The miner has executed a final Power Purchase Agreement with juwi Renewable Energy, which will develop and operate the project.
Sandfire has benefited from the $20.9 million worth of funding from the Australian Renewable Energy Agency (ARENA), and along with most of the remaining balance contributed by French facility owner Neoen, Sandfire will contribute less than $1 million to the project.
The project comprises a 10.6MW solar array of 34,080 panels, covering an area of 20 hectares.
OTOC Limited has secured the contract for the build, due to commence this month and be completed by the end of 2015.
Sandfire MD Karl Simich said solar power represented an exciting opportunity to participate in a low-risk renewable energy initiative.
“The project has the potential to reduce the mine’s diesel consumption and is consistent with our relentless focus on driving down costs,” he said.

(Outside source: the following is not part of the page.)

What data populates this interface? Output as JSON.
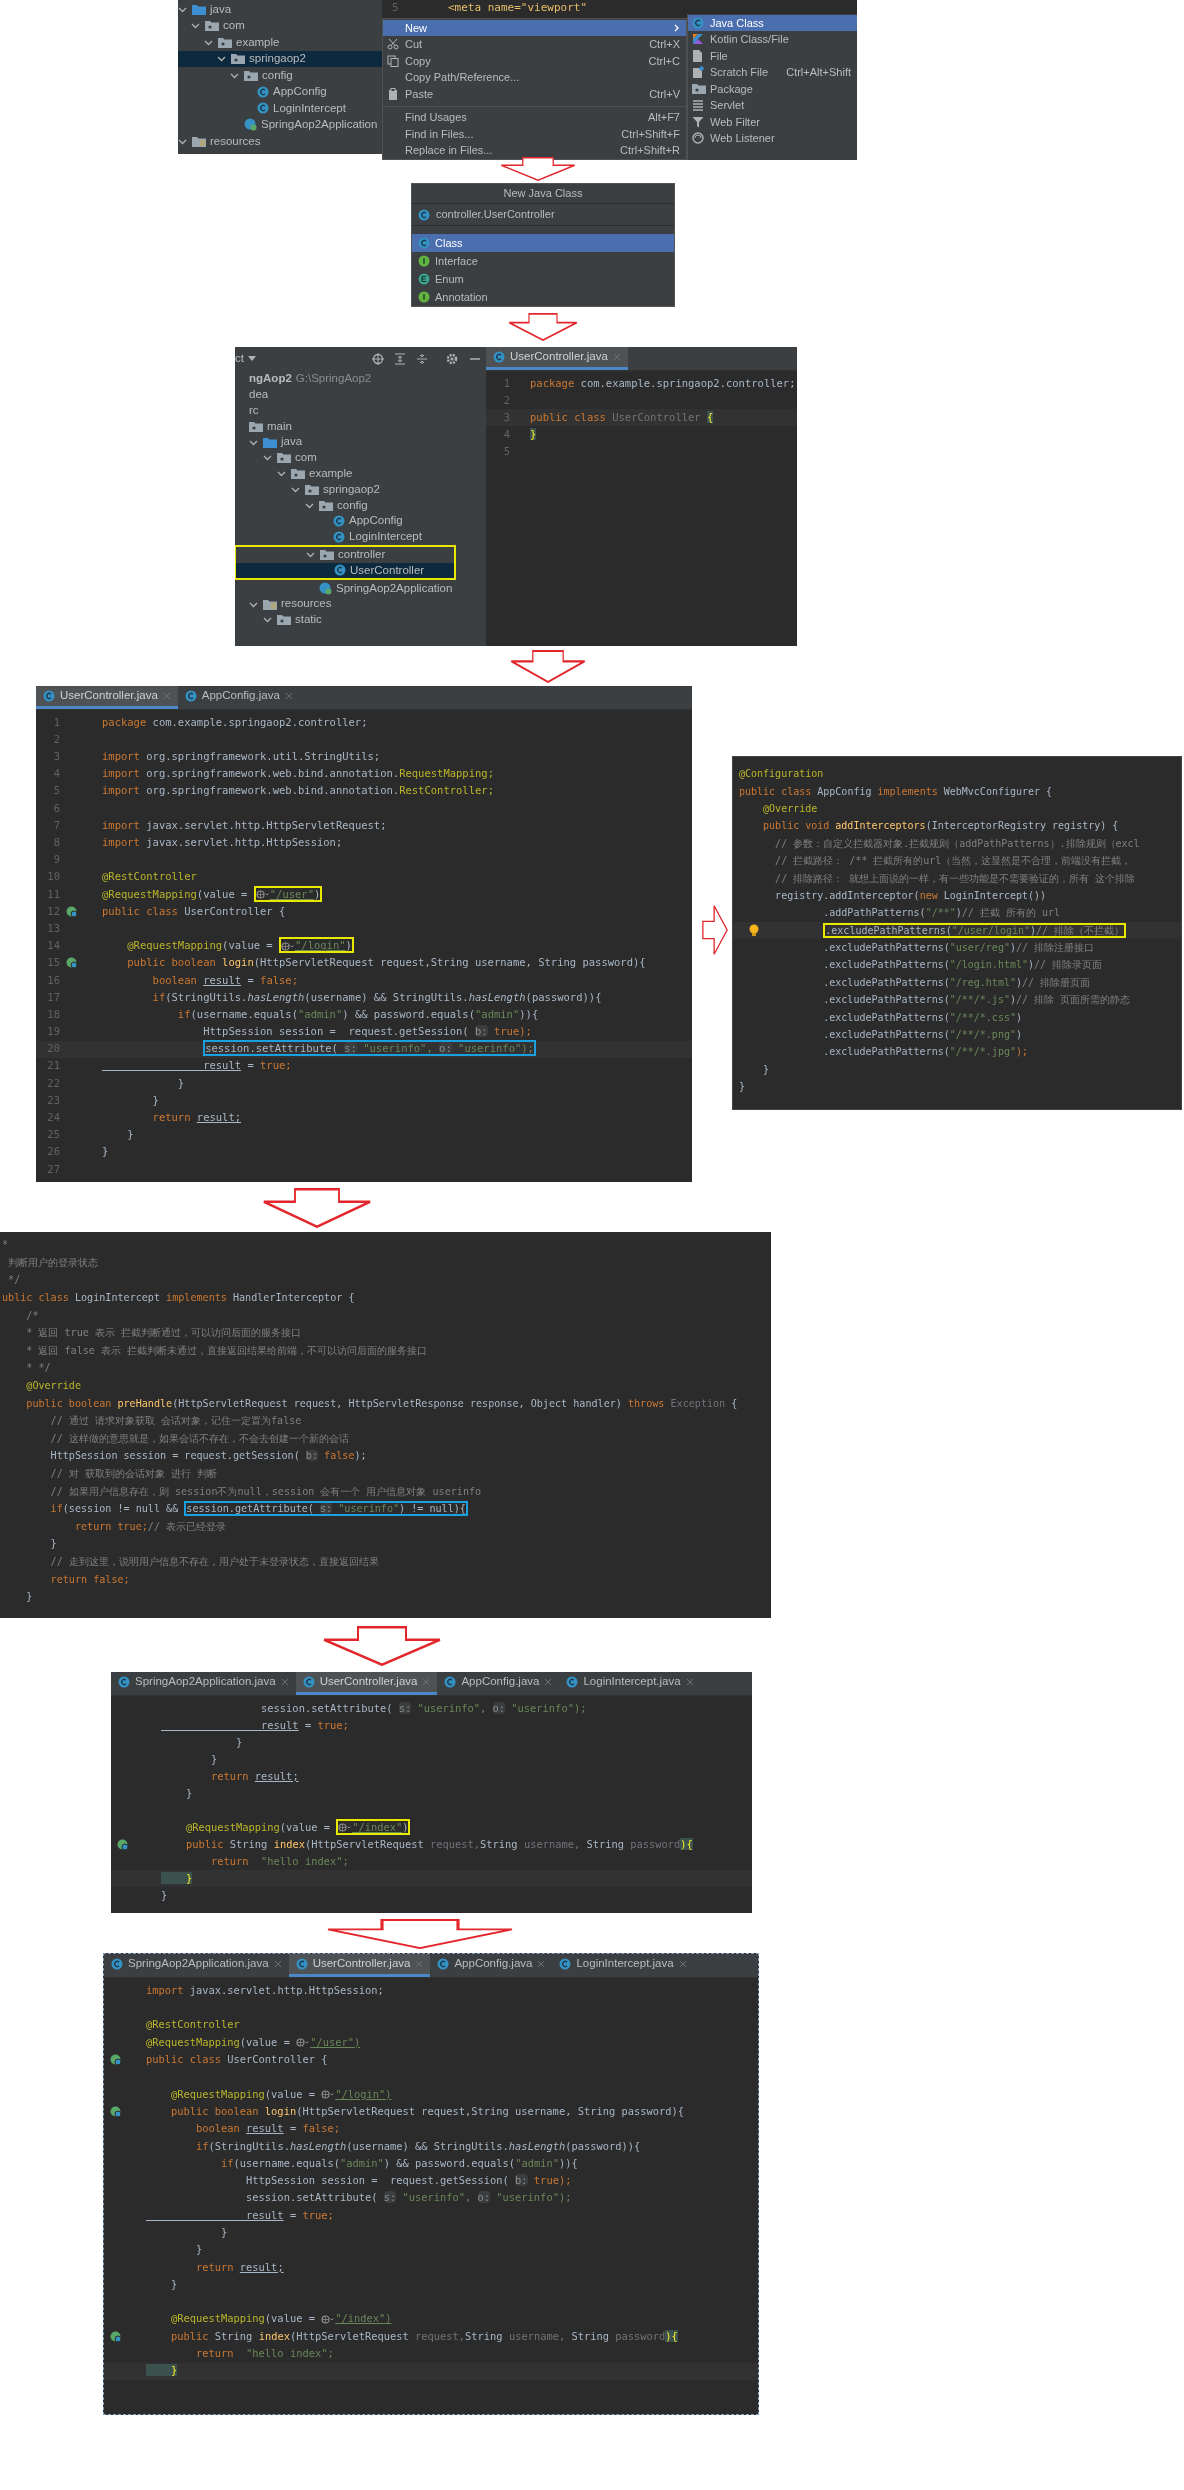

“At the same time it will reduce our carbon footprint, make an important contribution towards achieving improved environmental outcomes and potentially helf promote the use of renewable energy in the Australian mining industry.”
Solar and wind projects were recently disapproved for funding by the federal government, which directed ARENA and the Clean Energy Finance Corporation to focus on new technologies.
ARENA CEO Ivor Frischknecht said the Degrussa solar power plant would be a world leading example that could drive further advancements.
“Remote industries in Australia currently rely on 1.2 GW of power from diesel fuel that is prone to price volatility and supply interruptions,” Frischknecht said.
“Renewables are already competitive with fossil fuels in many off-grid applications, offering a strong, secure and reliable alternative to trucked-in diesel.
“ARENA support will help overcome the early-mover costs currently facing renewable mining projects.
Frischknecht also said the DeGrussa project was supported by modelling showing similar projects could be viable without government subsidies in the near future.
“As with all ARENA supported projects, a detailed knowledge sharing plan has been developed to share operational data and information about the risks, diesel savings achieved and strategies to enable higher penetrations of renewables,” he said.